Dataset entries

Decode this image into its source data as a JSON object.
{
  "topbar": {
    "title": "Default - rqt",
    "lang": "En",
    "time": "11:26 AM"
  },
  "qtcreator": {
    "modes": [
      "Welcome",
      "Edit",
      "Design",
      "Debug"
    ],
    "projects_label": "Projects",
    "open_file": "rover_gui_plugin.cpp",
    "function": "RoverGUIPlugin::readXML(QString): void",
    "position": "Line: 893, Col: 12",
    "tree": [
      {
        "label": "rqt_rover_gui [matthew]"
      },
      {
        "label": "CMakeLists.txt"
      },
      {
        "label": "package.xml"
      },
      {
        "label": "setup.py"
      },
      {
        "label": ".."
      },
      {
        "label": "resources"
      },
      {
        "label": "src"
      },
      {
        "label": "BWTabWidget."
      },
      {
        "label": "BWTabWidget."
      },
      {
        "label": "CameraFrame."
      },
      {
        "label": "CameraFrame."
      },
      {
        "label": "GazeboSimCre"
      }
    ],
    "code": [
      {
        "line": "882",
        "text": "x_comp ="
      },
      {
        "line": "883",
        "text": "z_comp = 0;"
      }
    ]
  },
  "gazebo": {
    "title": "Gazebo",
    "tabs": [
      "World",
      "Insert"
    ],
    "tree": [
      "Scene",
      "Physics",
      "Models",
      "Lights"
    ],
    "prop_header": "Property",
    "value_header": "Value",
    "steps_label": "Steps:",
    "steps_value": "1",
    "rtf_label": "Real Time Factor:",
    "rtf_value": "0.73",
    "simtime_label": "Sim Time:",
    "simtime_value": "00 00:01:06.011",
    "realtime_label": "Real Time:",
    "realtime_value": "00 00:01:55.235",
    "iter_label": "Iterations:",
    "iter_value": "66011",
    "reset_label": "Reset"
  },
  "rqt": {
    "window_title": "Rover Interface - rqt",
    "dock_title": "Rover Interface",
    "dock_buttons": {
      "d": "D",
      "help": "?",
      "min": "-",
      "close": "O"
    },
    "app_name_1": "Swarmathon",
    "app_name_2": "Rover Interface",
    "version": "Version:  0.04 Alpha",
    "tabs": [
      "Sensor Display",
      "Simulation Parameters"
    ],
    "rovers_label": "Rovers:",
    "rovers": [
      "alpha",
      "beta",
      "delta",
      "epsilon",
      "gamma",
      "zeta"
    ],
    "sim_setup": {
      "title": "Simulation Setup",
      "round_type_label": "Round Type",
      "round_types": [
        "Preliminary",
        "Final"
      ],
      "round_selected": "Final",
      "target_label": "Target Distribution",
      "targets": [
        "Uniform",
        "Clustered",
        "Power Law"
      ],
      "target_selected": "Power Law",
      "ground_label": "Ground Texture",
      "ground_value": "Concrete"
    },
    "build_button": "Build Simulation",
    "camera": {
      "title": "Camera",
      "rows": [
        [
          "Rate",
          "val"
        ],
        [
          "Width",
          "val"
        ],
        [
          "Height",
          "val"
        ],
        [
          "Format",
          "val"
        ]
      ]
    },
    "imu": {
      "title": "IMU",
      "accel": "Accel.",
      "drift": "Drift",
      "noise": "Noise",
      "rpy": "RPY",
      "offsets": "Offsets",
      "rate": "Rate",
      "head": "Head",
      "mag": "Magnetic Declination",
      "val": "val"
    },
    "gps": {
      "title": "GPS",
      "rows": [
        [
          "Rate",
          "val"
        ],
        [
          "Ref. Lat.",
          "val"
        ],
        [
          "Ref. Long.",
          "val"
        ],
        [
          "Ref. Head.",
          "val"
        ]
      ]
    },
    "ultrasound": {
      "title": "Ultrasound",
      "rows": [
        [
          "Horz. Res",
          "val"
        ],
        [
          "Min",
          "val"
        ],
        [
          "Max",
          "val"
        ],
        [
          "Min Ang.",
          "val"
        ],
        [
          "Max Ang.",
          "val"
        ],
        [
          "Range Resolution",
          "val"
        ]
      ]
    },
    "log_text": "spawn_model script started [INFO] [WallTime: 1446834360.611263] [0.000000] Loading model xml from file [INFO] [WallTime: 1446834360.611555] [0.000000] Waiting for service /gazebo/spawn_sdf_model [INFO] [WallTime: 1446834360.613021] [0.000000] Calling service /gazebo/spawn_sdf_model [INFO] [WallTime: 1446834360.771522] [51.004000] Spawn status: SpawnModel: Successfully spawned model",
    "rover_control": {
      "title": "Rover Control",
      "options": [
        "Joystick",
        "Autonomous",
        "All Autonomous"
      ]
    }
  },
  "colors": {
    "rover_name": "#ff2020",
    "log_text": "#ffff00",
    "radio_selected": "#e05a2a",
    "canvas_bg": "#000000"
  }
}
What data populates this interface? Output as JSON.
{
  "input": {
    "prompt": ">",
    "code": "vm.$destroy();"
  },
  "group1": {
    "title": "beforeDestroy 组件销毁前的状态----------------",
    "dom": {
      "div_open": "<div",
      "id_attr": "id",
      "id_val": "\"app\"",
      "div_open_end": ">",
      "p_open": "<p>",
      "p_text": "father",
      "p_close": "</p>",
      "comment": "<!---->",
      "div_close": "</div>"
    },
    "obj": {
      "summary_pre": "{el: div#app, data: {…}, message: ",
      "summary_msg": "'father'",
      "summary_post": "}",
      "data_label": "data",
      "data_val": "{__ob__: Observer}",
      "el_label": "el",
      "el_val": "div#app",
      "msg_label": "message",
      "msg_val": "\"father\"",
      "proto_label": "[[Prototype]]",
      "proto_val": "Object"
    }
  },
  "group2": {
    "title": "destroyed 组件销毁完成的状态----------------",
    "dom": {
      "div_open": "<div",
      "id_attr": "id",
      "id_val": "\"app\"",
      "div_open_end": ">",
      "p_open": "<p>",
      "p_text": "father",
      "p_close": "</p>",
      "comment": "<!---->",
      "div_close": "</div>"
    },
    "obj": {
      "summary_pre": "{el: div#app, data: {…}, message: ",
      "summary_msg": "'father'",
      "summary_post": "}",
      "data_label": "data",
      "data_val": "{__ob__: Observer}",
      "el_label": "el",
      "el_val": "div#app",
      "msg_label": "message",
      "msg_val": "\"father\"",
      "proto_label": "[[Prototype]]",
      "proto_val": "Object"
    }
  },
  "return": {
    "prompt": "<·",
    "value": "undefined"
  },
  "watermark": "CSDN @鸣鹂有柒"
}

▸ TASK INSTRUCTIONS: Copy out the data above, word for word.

▸ REPLY:
Decode this image into its source data as a JSON object.
{
  "topbar": {
    "title": "Default - rqt",
    "lang": "En",
    "time": "11:26 AM"
  },
  "qtcreator": {
    "modes": [
      "Welcome",
      "Edit",
      "Design",
      "Debug"
    ],
    "projects_label": "Projects",
    "open_file": "rover_gui_plugin.cpp",
    "function": "RoverGUIPlugin::readXML(QString): void",
    "position": "Line: 893, Col: 12",
    "tree": [
      {
        "label": "rqt_rover_gui [matthew]"
      },
      {
        "label": "CMakeLists.txt"
      },
      {
        "label": "package.xml"
      },
      {
        "label": "setup.py"
      },
      {
        "label": ".."
      },
      {
        "label": "resources"
      },
      {
        "label": "src"
      },
      {
        "label": "BWTabWidget."
      },
      {
        "label": "BWTabWidget."
      },
      {
        "label": "CameraFrame."
      },
      {
        "label": "CameraFrame."
      },
      {
        "label": "GazeboSimCre"
      }
    ],
    "code": [
      {
        "line": "882",
        "text": "x_comp ="
      },
      {
        "line": "883",
        "text": "z_comp = 0;"
      }
    ]
  },
  "gazebo": {
    "title": "Gazebo",
    "tabs": [
      "World",
      "Insert"
    ],
    "tree": [
      "Scene",
      "Physics",
      "Models",
      "Lights"
    ],
    "prop_header": "Property",
    "value_header": "Value",
    "steps_label": "Steps:",
    "steps_value": "1",
    "rtf_label": "Real Time Factor:",
    "rtf_value": "0.73",
    "simtime_label": "Sim Time:",
    "simtime_value": "00 00:01:06.011",
    "realtime_label": "Real Time:",
    "realtime_value": "00 00:01:55.235",
    "iter_label": "Iterations:",
    "iter_value": "66011",
    "reset_label": "Reset"
  },
  "rqt": {
    "window_title": "Rover Interface - rqt",
    "dock_title": "Rover Interface",
    "dock_buttons": {
      "d": "D",
      "help": "?",
      "min": "-",
      "close": "O"
    },
    "app_name_1": "Swarmathon",
    "app_name_2": "Rover Interface",
    "version": "Version:  0.04 Alpha",
    "tabs": [
      "Sensor Display",
      "Simulation Parameters"
    ],
    "rovers_label": "Rovers:",
    "rovers": [
      "alpha",
      "beta",
      "delta",
      "epsilon",
      "gamma",
      "zeta"
    ],
    "sim_setup": {
      "title": "Simulation Setup",
      "round_type_label": "Round Type",
      "round_types": [
        "Preliminary",
        "Final"
      ],
      "round_selected": "Final",
      "target_label": "Target Distribution",
      "targets": [
        "Uniform",
        "Clustered",
        "Power Law"
      ],
      "target_selected": "Power Law",
      "ground_label": "Ground Texture",
      "ground_value": "Concrete"
    },
    "build_button": "Build Simulation",
    "camera": {
      "title": "Camera",
      "rows": [
        [
          "Rate",
          "val"
        ],
        [
          "Width",
          "val"
        ],
        [
          "Height",
          "val"
        ],
        [
          "Format",
          "val"
        ]
      ]
    },
    "imu": {
      "title": "IMU",
      "accel": "Accel.",
      "drift": "Drift",
      "noise": "Noise",
      "rpy": "RPY",
      "offsets": "Offsets",
      "rate": "Rate",
      "head": "Head",
      "mag": "Magnetic Declination",
      "val": "val"
    },
    "gps": {
      "title": "GPS",
      "rows": [
        [
          "Rate",
          "val"
        ],
        [
          "Ref. Lat.",
          "val"
        ],
        [
          "Ref. Long.",
          "val"
        ],
        [
          "Ref. Head.",
          "val"
        ]
      ]
    },
    "ultrasound": {
      "title": "Ultrasound",
      "rows": [
        [
          "Horz. Res",
          "val"
        ],
        [
          "Min",
          "val"
        ],
        [
          "Max",
          "val"
        ],
        [
          "Min Ang.",
          "val"
        ],
        [
          "Max Ang.",
          "val"
        ],
        [
          "Range Resolution",
          "val"
        ]
      ]
    },
    "log_text": "spawn_model script started [INFO] [WallTime: 1446834360.611263] [0.000000] Loading model xml from file [INFO] [WallTime: 1446834360.611555] [0.000000] Waiting for service /gazebo/spawn_sdf_model [INFO] [WallTime: 1446834360.613021] [0.000000] Calling service /gazebo/spawn_sdf_model [INFO] [WallTime: 1446834360.771522] [51.004000] Spawn status: SpawnModel: Successfully spawned model",
    "rover_control": {
      "title": "Rover Control",
      "options": [
        "Joystick",
        "Autonomous",
        "All Autonomous"
      ]
    }
  },
  "colors": {
    "rover_name": "#ff2020",
    "log_text": "#ffff00",
    "radio_selected": "#e05a2a",
    "canvas_bg": "#000000"
  }
}
What data populates this interface? Output as JSON.
{
  "input": {
    "prompt": ">",
    "code": "vm.$destroy();"
  },
  "group1": {
    "title": "beforeDestroy 组件销毁前的状态----------------",
    "dom": {
      "div_open": "<div",
      "id_attr": "id",
      "id_val": "\"app\"",
      "div_open_end": ">",
      "p_open": "<p>",
      "p_text": "father",
      "p_close": "</p>",
      "comment": "<!---->",
      "div_close": "</div>"
    },
    "obj": {
      "summary_pre": "{el: div#app, data: {…}, message: ",
      "summary_msg": "'father'",
      "summary_post": "}",
      "data_label": "data",
      "data_val": "{__ob__: Observer}",
      "el_label": "el",
      "el_val": "div#app",
      "msg_label": "message",
      "msg_val": "\"father\"",
      "proto_label": "[[Prototype]]",
      "proto_val": "Object"
    }
  },
  "group2": {
    "title": "destroyed 组件销毁完成的状态----------------",
    "dom": {
      "div_open": "<div",
      "id_attr": "id",
      "id_val": "\"app\"",
      "div_open_end": ">",
      "p_open": "<p>",
      "p_text": "father",
      "p_close": "</p>",
      "comment": "<!---->",
      "div_close": "</div>"
    },
    "obj": {
      "summary_pre": "{el: div#app, data: {…}, message: ",
      "summary_msg": "'father'",
      "summary_post": "}",
      "data_label": "data",
      "data_val": "{__ob__: Observer}",
      "el_label": "el",
      "el_val": "div#app",
      "msg_label": "message",
      "msg_val": "\"father\"",
      "proto_label": "[[Prototype]]",
      "proto_val": "Object"
    }
  },
  "return": {
    "prompt": "<·",
    "value": "undefined"
  },
  "watermark": "CSDN @鸣鹂有柒"
}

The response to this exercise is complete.